Rasauka, the gravedigger, said there is “a backlog of people seeking to bury their dead” at Warren Hills cemetery. “Sometimes we refer them to other cemeteries like Granville.”

Ruwende said this was due to workforce shortages amid the pandemic.

“Ideally, we have 80 gravediggers and they should do 40 graves daily. Of late, some of them have also not been well. So that affects the number of available graves,” he said.

It is not just the cemeteries that are swamped – funeral homes have also been affected, with employees now taking longer to remove corpses from homes.

Tapera said her family had to wait seven hours for the funeral home staff to come and collect the body of her aunt.

“We were with her in the same room in the house with the body,” he told Al Jazeera.

Taka Svosve, general manager of the Zimbabwe Association of Funeral Assurers, alluded to “constraints” in the sector brought about by the recent spike in COVID-19 deaths.

“At the moment, funeral parlours are somehow managing despite the increasing constraints caused by the surge in COVID-19 deaths since the beginning of the year,” Svosve told Al Jazeera.

He said there was an urgent need to ensure there is enough infrastructure to deal with the consequences of the pandemic should things get worse.

“However, more planning in terms of infrastructure like mortuaries and even burial space need to be considered urgently since nobody knows when and how this will end,” Svosve said.

He said the government should look at strategically partnering with funeral parlours for related infrastructure development for “use in case the current situation develops into a catastrophe”.

Back at Warren Hills Cemetery, Prince Mupamombe, a 28-year-old flower vendor, said there has been increased traffic into the graveyard in the new year.

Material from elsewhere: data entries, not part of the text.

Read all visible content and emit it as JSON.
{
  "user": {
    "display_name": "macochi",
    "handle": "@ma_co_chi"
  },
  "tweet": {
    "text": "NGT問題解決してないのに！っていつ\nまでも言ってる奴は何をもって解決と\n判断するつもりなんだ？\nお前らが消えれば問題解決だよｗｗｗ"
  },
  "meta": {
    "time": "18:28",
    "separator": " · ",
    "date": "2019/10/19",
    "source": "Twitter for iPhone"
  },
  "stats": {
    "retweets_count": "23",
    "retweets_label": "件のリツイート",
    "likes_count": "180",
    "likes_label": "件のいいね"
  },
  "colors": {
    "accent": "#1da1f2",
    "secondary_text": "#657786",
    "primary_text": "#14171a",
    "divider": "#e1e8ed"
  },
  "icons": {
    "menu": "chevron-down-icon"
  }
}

“We have seen a number of COVID-19 funerals come and go. Every day we see them come in and bury the dead,” he told Al Jazeera.

On some days, Mupamombe, who has been selling flowers at the cemetery for the past 10 years, has seen as many as 14 COVID-19 funeral processions in the cemetery.

“We can tell from the PPE clothing they wear,” he told Al Jazeera. “Last year, we would see only two to three funeral processions daily.”

  • Name changed to protect the person’s identity
Source: Al Jazeera